Against a backdrop of consumers shifting away from owning their own vehicle to sharing one, the carmaker business model centred on vehicle production and sales has reached a turning point.
In an underground carpark in Tokyo’s Shinjuku area, three Nissan Motor vehicles used in the carmaker’s car-sharing service are lined up together.
By completing a membership registration in advance and reserving a vehicle through a smartphone, a car can be borrowed for fees that start from 200 yen (S$2.50) for 15 minutes.
Nissan, which entered the car-sharing business in January, has 44 vehicles available in Tokyo, Osaka, Kyoto and elsewhere, and plans to add to the fleet.
According to the Foundation for Promoting Personal Mobility and Ecological Transportation, car-sharing services in Japan have over 1.32 million registered members, about a fivefold increase from five years ago.
An official of Park24, which operates the nation’s largest car-sharing service Times Car Plus, said one reason for the rapid growth was the spread of smartphones, which have made it easy to search for available vehicles and make reservations.
Expecting the car-sharing market to continue growing, Honda also entered the business in earnest in November. Toyota has formed a tie-up with Park24 and is pushing ahead with a trial, in which rented vehicles can be returned to a different place from where they were picked up.
The trend has industry insiders worried. “If more people share vehicles, sales will go down,” one major carmaker official said.
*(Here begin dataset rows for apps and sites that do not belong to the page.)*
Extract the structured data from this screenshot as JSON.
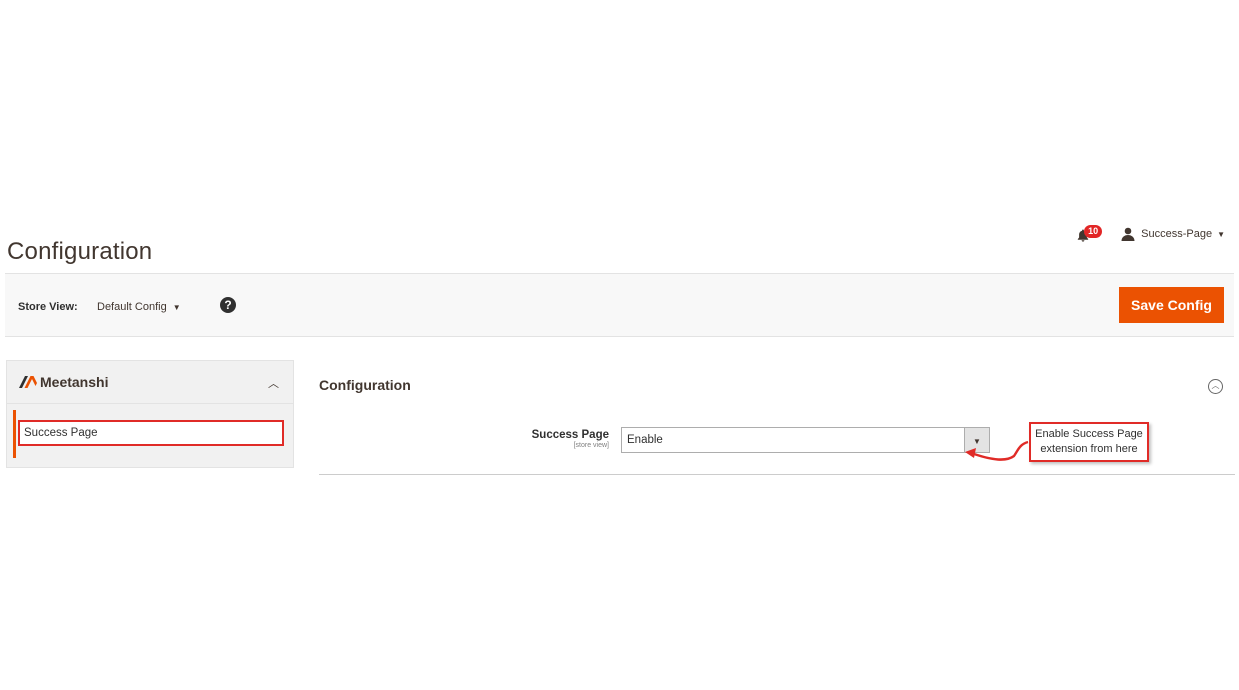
{
  "header": {
    "title": "Configuration",
    "notification_count": "10",
    "user_name": "Success-Page"
  },
  "toolbar": {
    "store_view_label": "Store View:",
    "store_view_value": "Default Config",
    "help_icon": "?",
    "save_label": "Save Config"
  },
  "sidebar": {
    "brand": "Meetanshi",
    "items": [
      {
        "label": "Success Page",
        "active": true
      }
    ]
  },
  "section": {
    "title": "Configuration",
    "fields": [
      {
        "label": "Success Page",
        "scope": "[store view]",
        "value": "Enable"
      }
    ]
  },
  "annotation": {
    "line1": "Enable Success Page",
    "line2": "extension from here"
  },
  "colors": {
    "accent": "#eb5202",
    "highlight_border": "#e02b27",
    "badge": "#e22626"
  }
}
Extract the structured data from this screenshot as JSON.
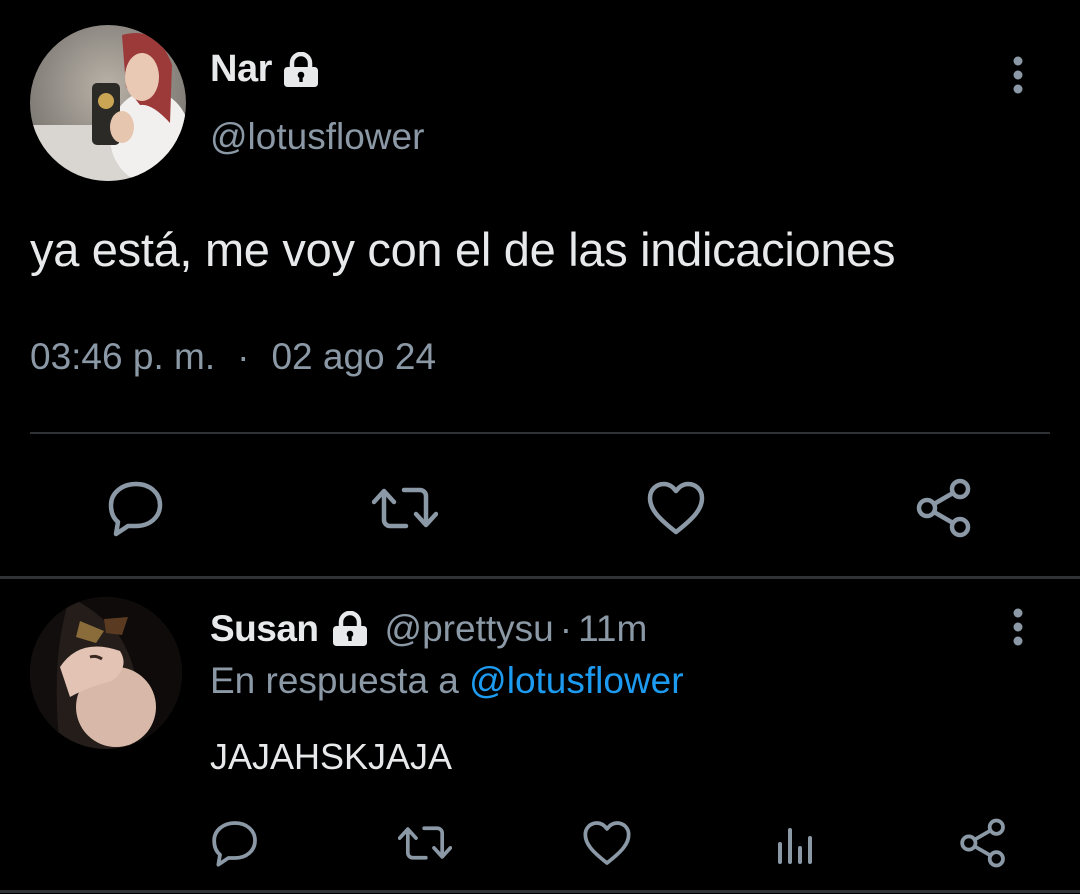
{
  "main_tweet": {
    "author_name": "Nar",
    "handle": "@lotusflower",
    "text": "ya está, me voy con el de las indicaciones",
    "time": "03:46 p. m.",
    "separator": "·",
    "date": "02 ago 24",
    "locked": true,
    "actions": [
      "reply-icon",
      "retweet-icon",
      "like-icon",
      "share-icon"
    ]
  },
  "reply": {
    "author_name": "Susan",
    "handle": "@prettysu",
    "separator": "·",
    "time": "11m",
    "replying_to_prefix": "En respuesta a",
    "replying_to_handle": "@lotusflower",
    "text": "JAJAHSKJAJA",
    "locked": true,
    "actions": [
      "reply-icon",
      "retweet-icon",
      "like-icon",
      "analytics-icon",
      "share-icon"
    ]
  },
  "colors": {
    "background": "#000000",
    "primary_text": "#e7e9ea",
    "secondary_text": "#8b98a5",
    "link": "#1d9bf0",
    "divider": "#2f3336"
  }
}
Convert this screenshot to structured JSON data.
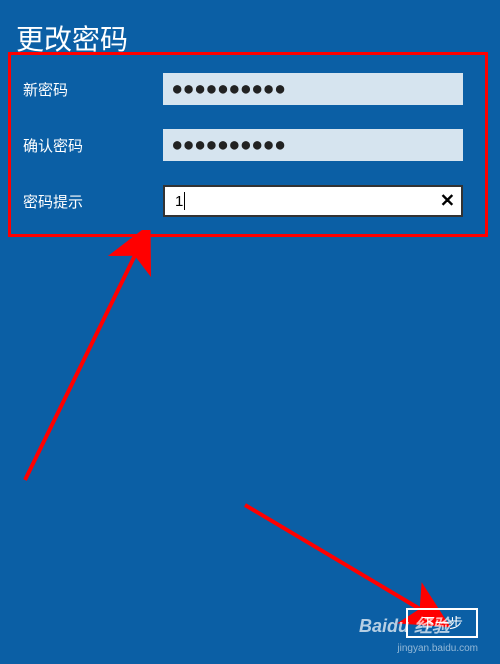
{
  "title": "更改密码",
  "form": {
    "new_password": {
      "label": "新密码",
      "masked": "●●●●●●●●●●"
    },
    "confirm_password": {
      "label": "确认密码",
      "masked": "●●●●●●●●●●"
    },
    "hint": {
      "label": "密码提示",
      "value": "1"
    }
  },
  "next_button": "下一步",
  "watermark": {
    "brand": "Baidu 经验",
    "url": "jingyan.baidu.com"
  }
}
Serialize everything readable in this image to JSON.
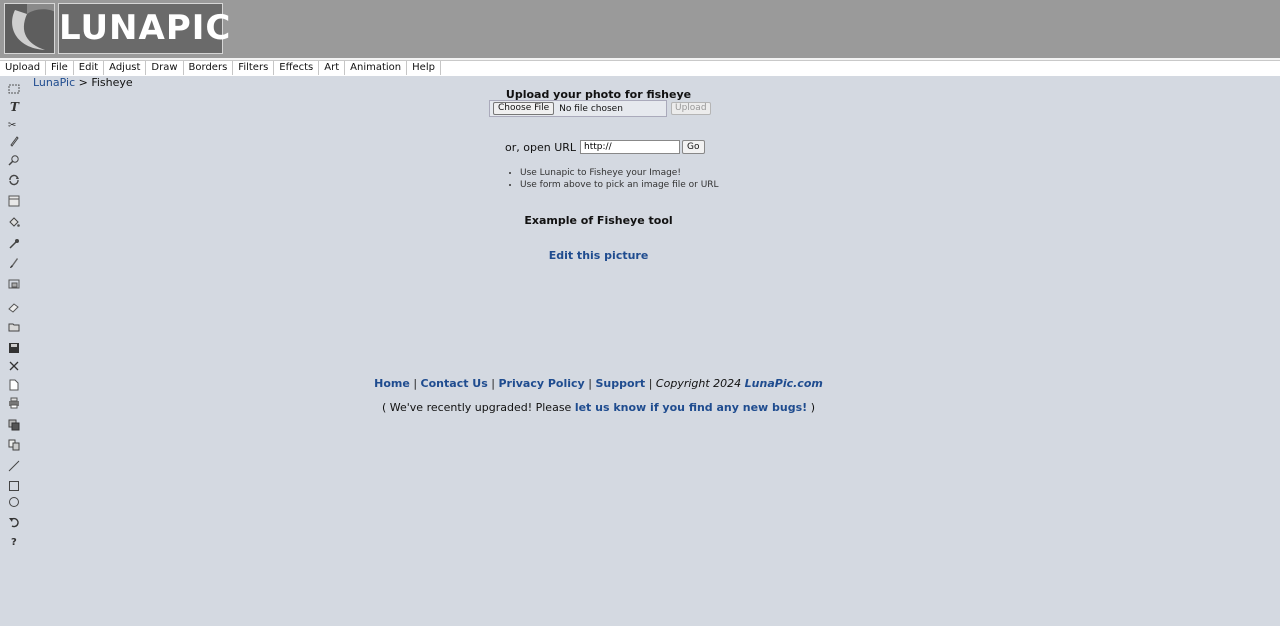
{
  "logo": {
    "text": "LUNAPIC"
  },
  "menu": [
    "Upload",
    "File",
    "Edit",
    "Adjust",
    "Draw",
    "Borders",
    "Filters",
    "Effects",
    "Art",
    "Animation",
    "Help"
  ],
  "toolbar_icons": [
    "marquee-select-icon",
    "text-icon",
    "scissors-icon",
    "pencil-icon",
    "zoom-icon",
    "rotate-icon",
    "crop-icon",
    "paint-bucket-icon",
    "eyedropper-icon",
    "brush-icon",
    "resize-icon",
    "eraser-icon",
    "open-folder-icon",
    "save-icon",
    "close-icon",
    "new-file-icon",
    "print-icon",
    "layers-icon",
    "copy-icon",
    "line-icon",
    "rectangle-icon",
    "circle-icon",
    "undo-icon",
    "help-icon"
  ],
  "breadcrumb": {
    "home": "LunaPic",
    "separator": ">",
    "current": "Fisheye"
  },
  "upload": {
    "title": "Upload your photo for fisheye",
    "choose_label": "Choose File",
    "file_status": "No file chosen",
    "upload_label": "Upload"
  },
  "url": {
    "label": "or, open URL",
    "value": "http://",
    "go_label": "Go"
  },
  "tips": [
    "Use Lunapic to Fisheye your Image!",
    "Use form above to pick an image file or URL"
  ],
  "example_title": "Example of Fisheye tool",
  "edit_link": "Edit this picture",
  "footer": {
    "home": "Home",
    "contact": "Contact Us",
    "privacy": "Privacy Policy",
    "support": "Support",
    "sep": "|",
    "copyright": "Copyright 2024",
    "brand": "LunaPic.com"
  },
  "upgrade": {
    "prefix": "( We've recently upgraded! Please",
    "link": "let us know if you find any new bugs!",
    "suffix": ")"
  },
  "colors": {
    "link": "#1f4c8f",
    "background": "#d4d9e1",
    "header": "#9a9a9a"
  }
}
But behind the carmakers’ efforts to strengthen their presence in services, including the car-sharing business, lies a shared sense of crisis that they must avoid being left behind as the market expands.